Lake Hodges rests on the San Dieguito River that empties into the ocean at Del Mar. The District jointly retains water rights to the surface water stored in Lake Hodges with the City of San Diego and San Dieguito Water District. The Lake Hodges Dam was constructed and completed in 1918, which expanded the reservoir capacity. The dam was designed by John S. Eastwood, funded by the Santa Fe Railroad Company and constructed by the Bent Brothers. The City of San Diego purchased the Lake in 1925 and currently manages the watershed and recreational activities associated with Lake Hodges.
The Lake Hodges reservoir capacity is 30,251 acre feet, and has 1,234 surface acres when full. Its maximum water depth is 115 feet and has 27 shoreline miles. The water from Lake Hodges can be directly supplied to the R. E. Badger Filtration Plant through the Cielo Pump Station or gravity fed to San Dieguito Reservoir through a recently constructed pipeline.
Lake Hodges is connected to the San Diego County Water Authority's Emergency Storage Project [PDF] through a pipeline which connects Lake Hodges to the Olivenhain Reservoir. Lake Hodges will be used to store imported water for the San Diego region and strengthen available supplies of water in San Diego County in the event of an emergency.
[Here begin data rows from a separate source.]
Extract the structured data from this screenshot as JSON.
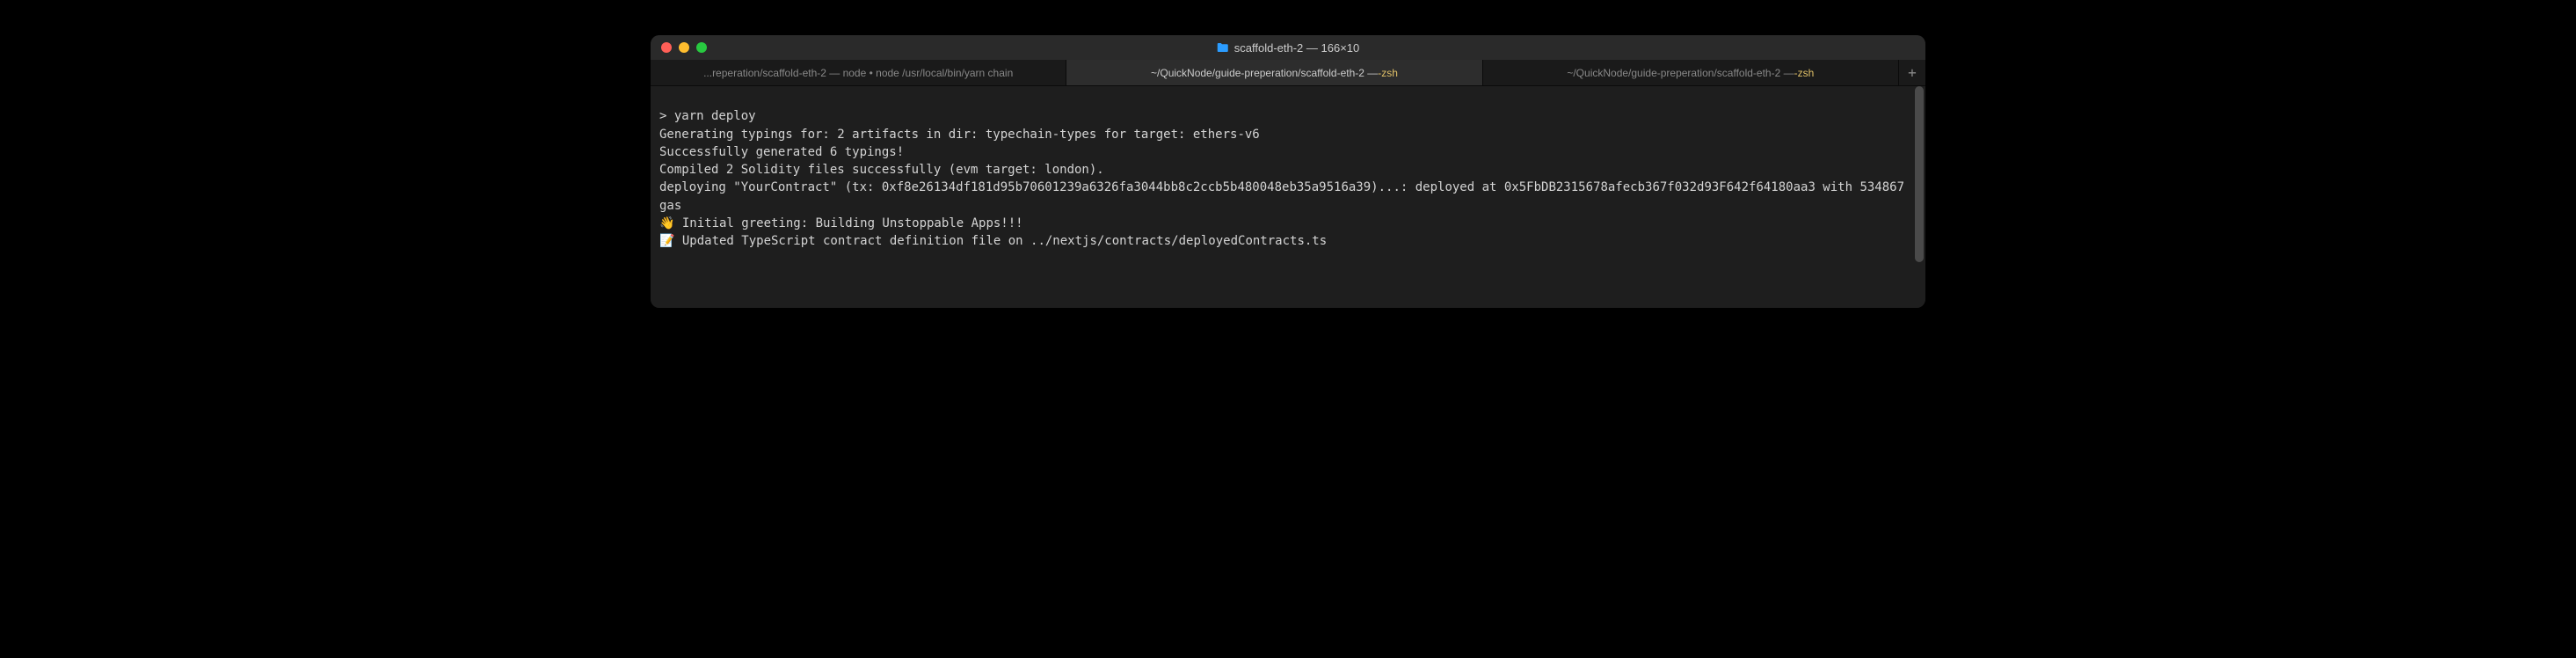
{
  "window": {
    "title": "scaffold-eth-2 — 166×10",
    "folder_icon": "📁"
  },
  "tabs": [
    {
      "label": "...reperation/scaffold-eth-2 — node • node /usr/local/bin/yarn chain",
      "active": false
    },
    {
      "label_prefix": "~/QuickNode/guide-preperation/scaffold-eth-2 — ",
      "label_suffix": "-zsh",
      "active": true
    },
    {
      "label_prefix": "~/QuickNode/guide-preperation/scaffold-eth-2 — ",
      "label_suffix": "-zsh",
      "active": false
    }
  ],
  "add_tab": "+",
  "terminal": {
    "prompt": "> ",
    "command": "yarn deploy",
    "lines": [
      "Generating typings for: 2 artifacts in dir: typechain-types for target: ethers-v6",
      "Successfully generated 6 typings!",
      "Compiled 2 Solidity files successfully (evm target: london).",
      "deploying \"YourContract\" (tx: 0xf8e26134df181d95b70601239a6326fa3044bb8c2ccb5b480048eb35a9516a39)...: deployed at 0x5FbDB2315678afecb367f032d93F642f64180aa3 with 534867 gas",
      "👋 Initial greeting: Building Unstoppable Apps!!!",
      "📝 Updated TypeScript contract definition file on ../nextjs/contracts/deployedContracts.ts"
    ]
  }
}
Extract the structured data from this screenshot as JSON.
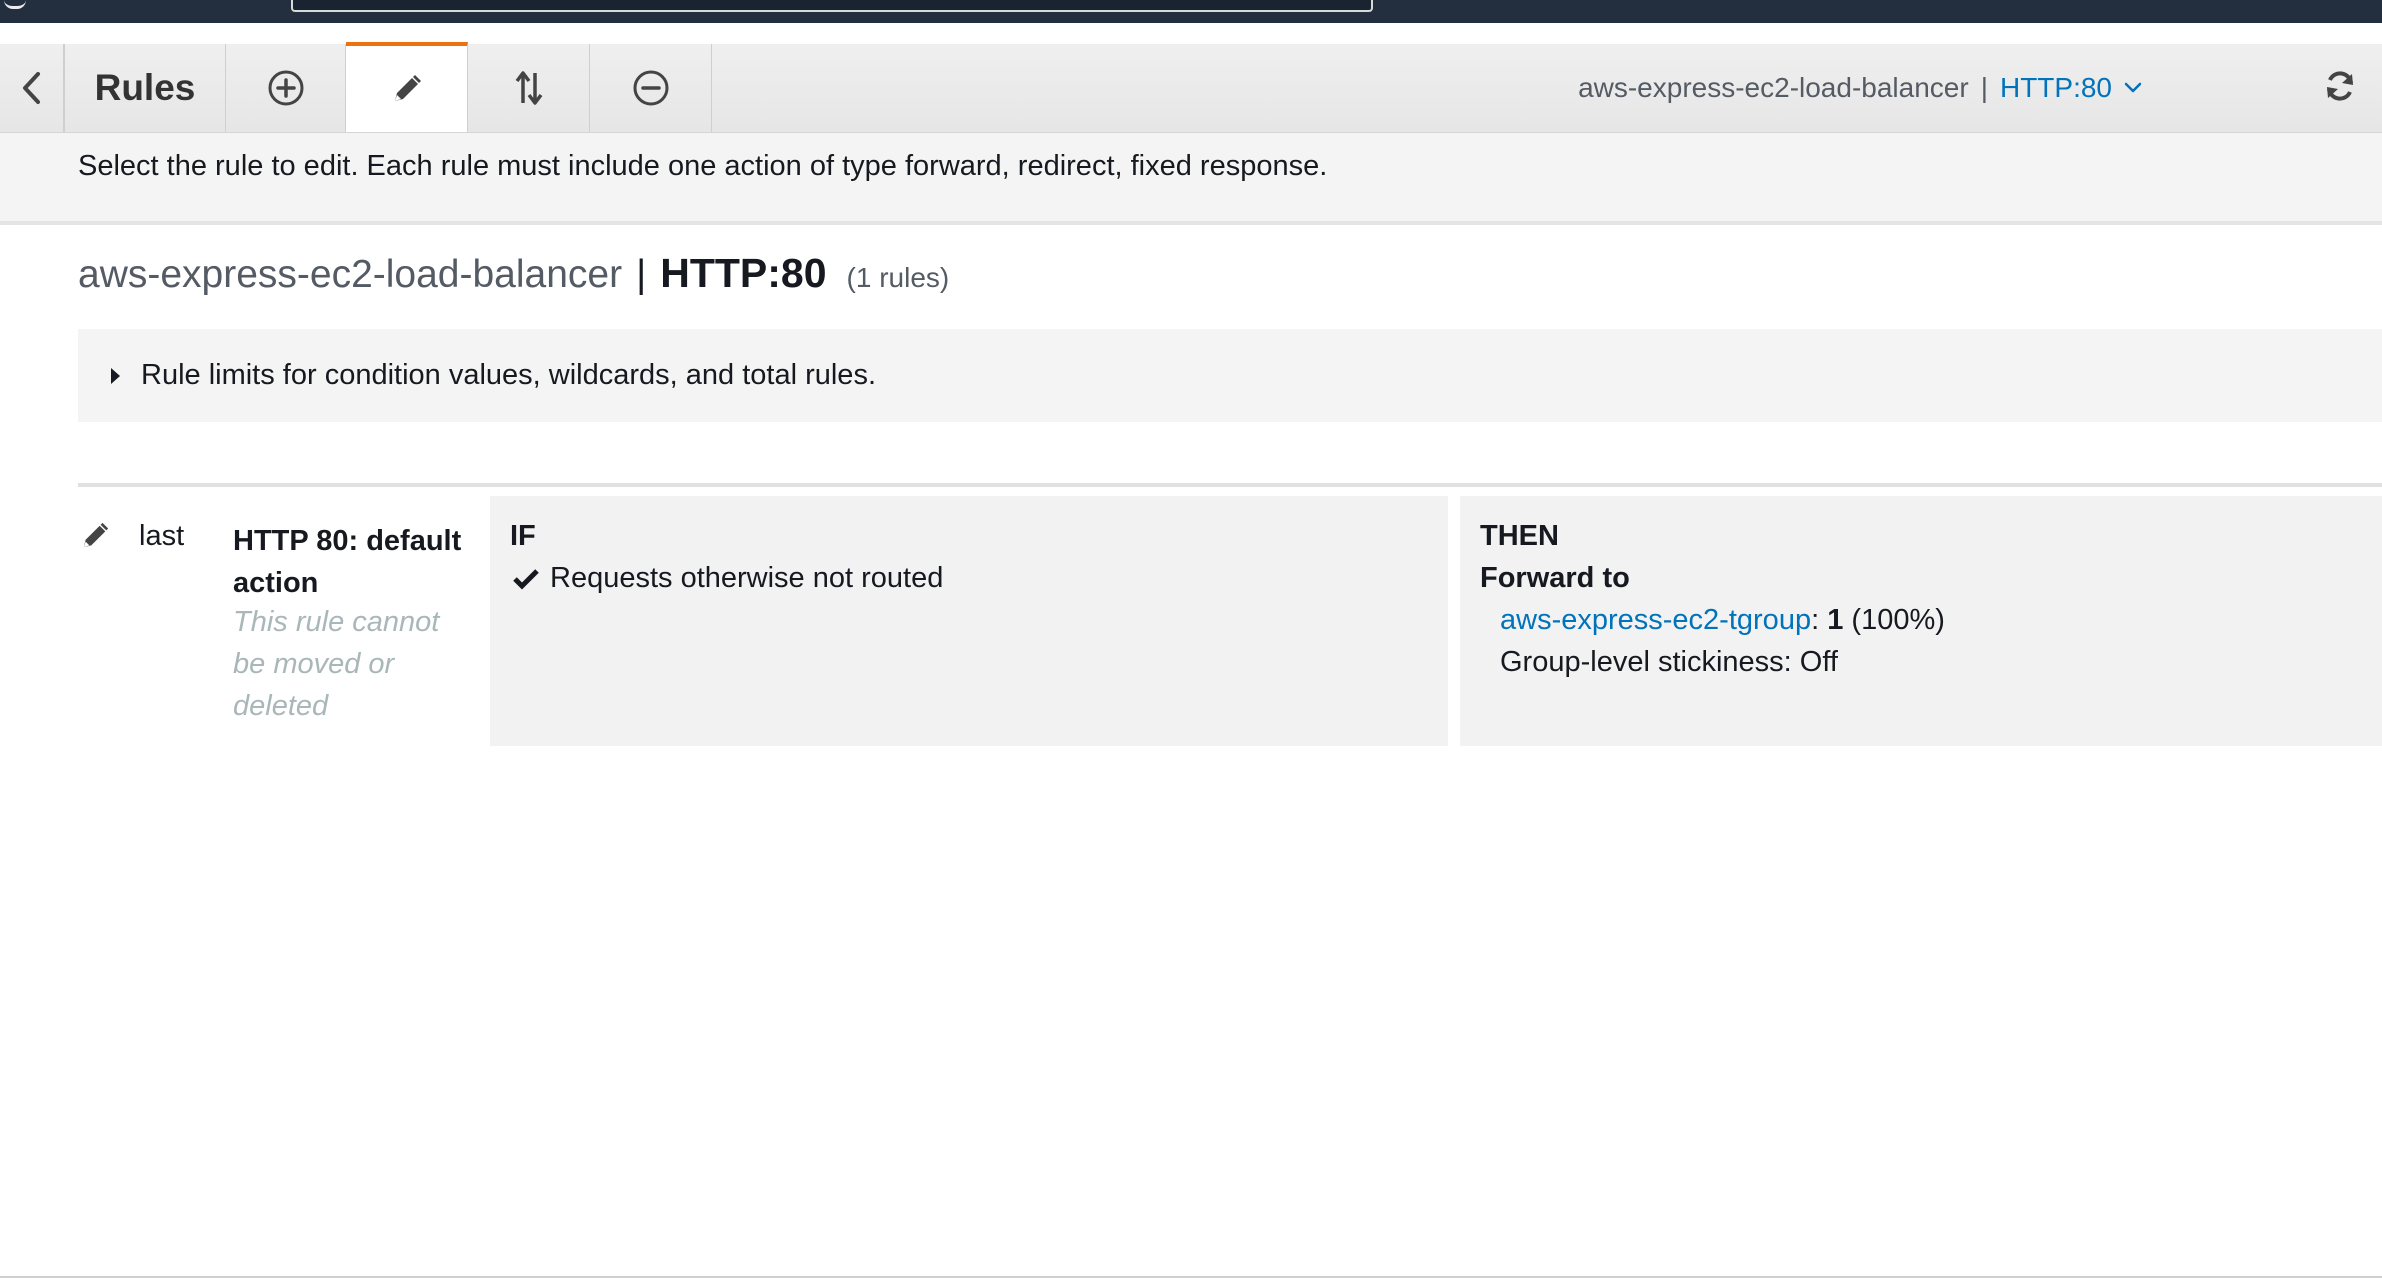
{
  "toolbar": {
    "title": "Rules",
    "icons": {
      "back": "chevron-left-icon",
      "add": "plus-circle-icon",
      "edit": "pencil-icon",
      "reorder": "up-down-arrows-icon",
      "delete": "minus-circle-icon",
      "refresh": "refresh-icon"
    },
    "active_tab": "edit",
    "active_color": "#ec7211"
  },
  "selector": {
    "load_balancer": "aws-express-ec2-load-balancer",
    "separator": "|",
    "listener": "HTTP:80"
  },
  "instructions": "Select the rule to edit. Each rule must include one action of type forward, redirect, fixed response.",
  "heading": {
    "load_balancer": "aws-express-ec2-load-balancer",
    "separator": "|",
    "listener": "HTTP:80",
    "count": "(1 rules)"
  },
  "limits": {
    "label": "Rule limits for condition values, wildcards, and total rules."
  },
  "rule": {
    "priority": "last",
    "name": "HTTP 80: default action",
    "note": "This rule cannot be moved or deleted",
    "if_label": "IF",
    "condition": "Requests otherwise not routed",
    "then_label": "THEN",
    "action": "Forward to",
    "target_group": "aws-express-ec2-tgroup",
    "target_separator": ":",
    "weight": "1",
    "weight_percent": "(100%)",
    "stickiness": "Group-level stickiness: Off"
  },
  "colors": {
    "link": "#0073bb",
    "nav": "#232f3e"
  }
}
View of Lake Hodges and Olivenhain Reservoir
San Dieguito Reservoir
The District jointly owns and operates the San Dieguito Reservoir with San Dieguito Water District. San Dieguito Reservoir currently provides an emergency source of water for both Districts' service areas and is not open to the public for recreation.
The reservoir serves both as a raw water storage reservoir and a pre-treatment facility for the R.E. Badger Water Filtration Plant. In addition, the reservoir serves as a flood control facility. Several factors influence the operation and maintenance of the San Dieguito Reservoir.
Imported water is supplied to the District by an aqueduct from Lake Skinner, located near Hemet in Riverside County. The Aqueduct is owned and operated by the San Diego County Water Authority.
Lake Skinner is a blend of water imported from the Metropolitan Water District of Southern California from two separate sources: a 242-mile aqueduct brings Colorado River Water from Lake Havasu and the 444-mile California Aqueduct brings water from the State Water Project originating in Northern California.
In addition to this imported raw water supply, the District can receive water purchased from the Skinner Water Treatment Plant. This treatment plant is located near Lake Skinner and supplies treated water to numerous other water agencies in the San Diego County Region.
Access to local and imported water sources ensures that the District's customers can receive a stable and reliable source of water throughout the year. Both the local and imported water sources are delivered to the R. E. Badger Treatment Plant for treatment and delivery. The District has historically obtained approximately 35% of its water from Lake Hodges and 65% from imported water supplied by the County Water Authority.
Non-Potable Water Sources
As part of its effort to reduce overall demand on potable water, the Santa Fe Irrigation District is committed to obtaining alternative water sources.
The District currently purchases recycled water from the San Elijo Joint Powers Authority and distribute it to customers in Solana Beach. The Lomas Santa Fe Golf Course and the San Dieguito Park are two of the growing number of customers who have converted to recycled from potable water. The use of this non-potable source of water increases the District's supply of potable water for the essential health and safety uses of its customers.
San Dieguito Park
The District is currently delivering approximately 500 acre feet (163 million gallons) of recycled water, which represents almost 4% of total water consumption. We are exploring other recycled water delivery opportunities and plan to continue to expand our recycled customer base.